Columbia Gorge has an incredible range of
both white and red wines. The Oak Street Hotel has a supply
of a few of the choice wines from grapes grown in the Gorge.
These fine wines are available
by the bottle or in an unusual gift container paired with smoked
salmon or chocolates. Featured wines available for sale.
Read more about a recent Appellation formed in
the area from Gorge Living magazine by Eric Shetterly…
River Gorge Winemakers Viticulture Area Designation.
Wine making in the Columbia River
Gorge as a true agricultural activity has been going on for
a couple of decades. To be sure, for many years individuals and
producers have experimented and made wine from locally grown
grapes, but it has only been in the last 20 years or so that
educated, truly skilled wine making on a large, industrial
has become established in the region.
But this development was fragmented: a winery
here and a vineyard there. The last decade has seen an explosion
in the number of
acres planted to a wide variety of wine grapes and the number
wineries in the area as the expertise and professionalism of
these early efforts blossomed, grew, and attracted the attention
and connoisseurs from around the country (though principally
from the west coast). Quality wines produced from grapes that
grown, pressed, aged, and bottled in the Gorge are now almost
Several years ago, industry leaders began talking about the establishment
of a designation...a formal regional appellation...that would

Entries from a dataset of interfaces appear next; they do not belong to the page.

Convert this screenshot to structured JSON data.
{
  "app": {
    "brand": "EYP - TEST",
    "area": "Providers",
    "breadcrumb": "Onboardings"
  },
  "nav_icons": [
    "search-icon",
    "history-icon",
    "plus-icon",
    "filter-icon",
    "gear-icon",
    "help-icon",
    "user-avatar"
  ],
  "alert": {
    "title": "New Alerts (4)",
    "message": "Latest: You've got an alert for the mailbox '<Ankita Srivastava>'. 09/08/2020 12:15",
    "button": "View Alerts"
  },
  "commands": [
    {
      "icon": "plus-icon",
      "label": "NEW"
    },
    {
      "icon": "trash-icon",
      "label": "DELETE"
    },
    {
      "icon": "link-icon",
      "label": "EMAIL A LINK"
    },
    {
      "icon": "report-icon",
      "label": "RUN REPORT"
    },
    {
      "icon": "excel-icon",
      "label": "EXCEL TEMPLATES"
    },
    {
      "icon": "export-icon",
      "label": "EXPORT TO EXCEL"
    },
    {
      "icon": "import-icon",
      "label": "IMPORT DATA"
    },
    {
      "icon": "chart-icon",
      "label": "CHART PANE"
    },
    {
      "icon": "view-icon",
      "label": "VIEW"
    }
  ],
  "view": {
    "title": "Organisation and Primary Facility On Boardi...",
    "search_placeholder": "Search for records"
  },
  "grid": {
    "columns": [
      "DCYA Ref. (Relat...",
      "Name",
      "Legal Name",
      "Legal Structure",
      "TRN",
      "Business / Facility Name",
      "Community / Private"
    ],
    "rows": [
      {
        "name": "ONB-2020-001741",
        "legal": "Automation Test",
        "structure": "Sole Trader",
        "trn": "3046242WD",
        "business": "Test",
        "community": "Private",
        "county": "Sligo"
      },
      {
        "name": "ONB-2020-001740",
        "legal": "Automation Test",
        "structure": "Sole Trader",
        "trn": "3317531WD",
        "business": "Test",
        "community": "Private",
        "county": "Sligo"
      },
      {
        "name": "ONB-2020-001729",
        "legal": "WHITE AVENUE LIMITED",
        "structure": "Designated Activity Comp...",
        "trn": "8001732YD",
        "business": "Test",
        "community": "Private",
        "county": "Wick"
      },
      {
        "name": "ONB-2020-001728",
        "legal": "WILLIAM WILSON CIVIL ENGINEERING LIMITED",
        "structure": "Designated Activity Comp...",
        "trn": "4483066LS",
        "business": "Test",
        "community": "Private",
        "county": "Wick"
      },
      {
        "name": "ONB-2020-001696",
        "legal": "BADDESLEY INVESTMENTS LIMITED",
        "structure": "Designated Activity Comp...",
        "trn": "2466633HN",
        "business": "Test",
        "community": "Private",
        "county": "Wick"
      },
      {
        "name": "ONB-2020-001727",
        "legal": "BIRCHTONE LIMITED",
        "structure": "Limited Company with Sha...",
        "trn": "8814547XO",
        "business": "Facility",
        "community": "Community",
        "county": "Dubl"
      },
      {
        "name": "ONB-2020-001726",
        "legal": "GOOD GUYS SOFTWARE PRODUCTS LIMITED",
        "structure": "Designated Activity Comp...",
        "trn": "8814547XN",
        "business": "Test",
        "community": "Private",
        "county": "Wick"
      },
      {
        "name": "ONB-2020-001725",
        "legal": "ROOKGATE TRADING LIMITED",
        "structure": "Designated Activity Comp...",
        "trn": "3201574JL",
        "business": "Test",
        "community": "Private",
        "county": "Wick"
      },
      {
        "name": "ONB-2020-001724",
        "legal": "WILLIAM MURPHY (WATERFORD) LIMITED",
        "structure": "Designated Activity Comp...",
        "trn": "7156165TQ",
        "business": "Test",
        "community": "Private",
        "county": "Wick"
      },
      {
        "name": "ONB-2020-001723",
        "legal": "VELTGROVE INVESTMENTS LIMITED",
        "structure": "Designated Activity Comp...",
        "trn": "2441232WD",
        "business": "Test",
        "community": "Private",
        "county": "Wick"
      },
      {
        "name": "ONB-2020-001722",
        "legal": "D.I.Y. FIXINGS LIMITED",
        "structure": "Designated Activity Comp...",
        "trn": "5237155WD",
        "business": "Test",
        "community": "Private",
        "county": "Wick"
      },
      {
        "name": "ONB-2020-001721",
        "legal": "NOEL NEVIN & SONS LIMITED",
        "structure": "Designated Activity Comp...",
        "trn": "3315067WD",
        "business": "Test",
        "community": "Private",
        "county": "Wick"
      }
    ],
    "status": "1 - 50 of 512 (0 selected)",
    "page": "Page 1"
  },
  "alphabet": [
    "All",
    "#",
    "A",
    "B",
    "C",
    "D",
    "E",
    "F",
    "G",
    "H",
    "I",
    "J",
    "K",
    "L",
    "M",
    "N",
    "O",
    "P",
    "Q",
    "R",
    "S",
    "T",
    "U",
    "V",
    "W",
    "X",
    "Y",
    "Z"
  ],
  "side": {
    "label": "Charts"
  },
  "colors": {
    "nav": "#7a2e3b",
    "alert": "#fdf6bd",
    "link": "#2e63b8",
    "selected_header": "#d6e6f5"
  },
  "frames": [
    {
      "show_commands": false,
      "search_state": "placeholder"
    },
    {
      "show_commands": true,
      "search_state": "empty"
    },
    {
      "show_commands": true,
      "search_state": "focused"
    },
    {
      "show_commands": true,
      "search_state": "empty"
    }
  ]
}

give wine produced from grapes grown in the Gorge a distinctive,
recognition. After two years of process and paperwork, on May
10, the Federal Bureau of Alcohol, Tobacco, and Firearms (ATF)
and the Columbia Gorge Viticulture Area (CGVA) was formally
placed on the Federal Register.
What is an “appellation?” Essentially, an American Viticulture
Area (AVA) is a loose demarcation used by the U.S. Government to
define specific wine areas within the United States. It has absolutely
no bearing on quality (unlike the highly controlled “Appellation
d’Origine Controlee” or AOC, regions in France), but
rather simply ensures that a wine does, in fact, come from a particular
AVA. There are about 124 appellations in the United States.
An AVA is a road map to the source. That place, ideally printed
on the label, can be as vast as a country or as small and
a single vineyard.. For example, an appellation “Napa Valley” means
that the fruit was grown in the Napa Valley of California. But, change
that designation to “Stags Leap District,” and that indicates
that the grapes were grown not just anywhere in the Napa Valley,
but specifically in that designated loamy vale.
what’s the big deal about specific locations anyway? It’s
all about the soil, or the place where the grapes were
grown. The French call it terroir (ter-wahr). Not quite translatable, it pertains
to the unique qualities of a specific region. Terroir imparts the
sense of specific flavors and aroma of a wine. Grapes are extremely
sensitive to their environment. The composition of the soil, elevation,
slope of the land, weather, and sun all add character. Quite simply,
terroir connotes any and all the factors that influence a specific
plot of land. The appellation delineates and names this precise plot.
The Columbia Gorge Viticulture Area (CGVA) covers some
280 square miles in the Columbia River Gorge, including
and Skamania counties in Washington, and Hood River
and Wasco counties in Oregon. The growing climate in the
CGVA is wildly
many microclimates, some more conducive to white and
sweeter wines while some produce outstanding reds.
With this “milestone” designation,
vineyard owners, vintners and the entire panoply of people and industries
associated with wine production and sales in the Columbia River Gorge
anticipate that appreciation of and demand for wines produced in
the CGVA will continue to grow. Look for wines with the Columbia
Gorge Vitaculture Area designation on their labels. It’s your
assurance that the wine you buy is not only from the Gorge, but that
it’s a true quality product, right up there with the finest
the world has to offer.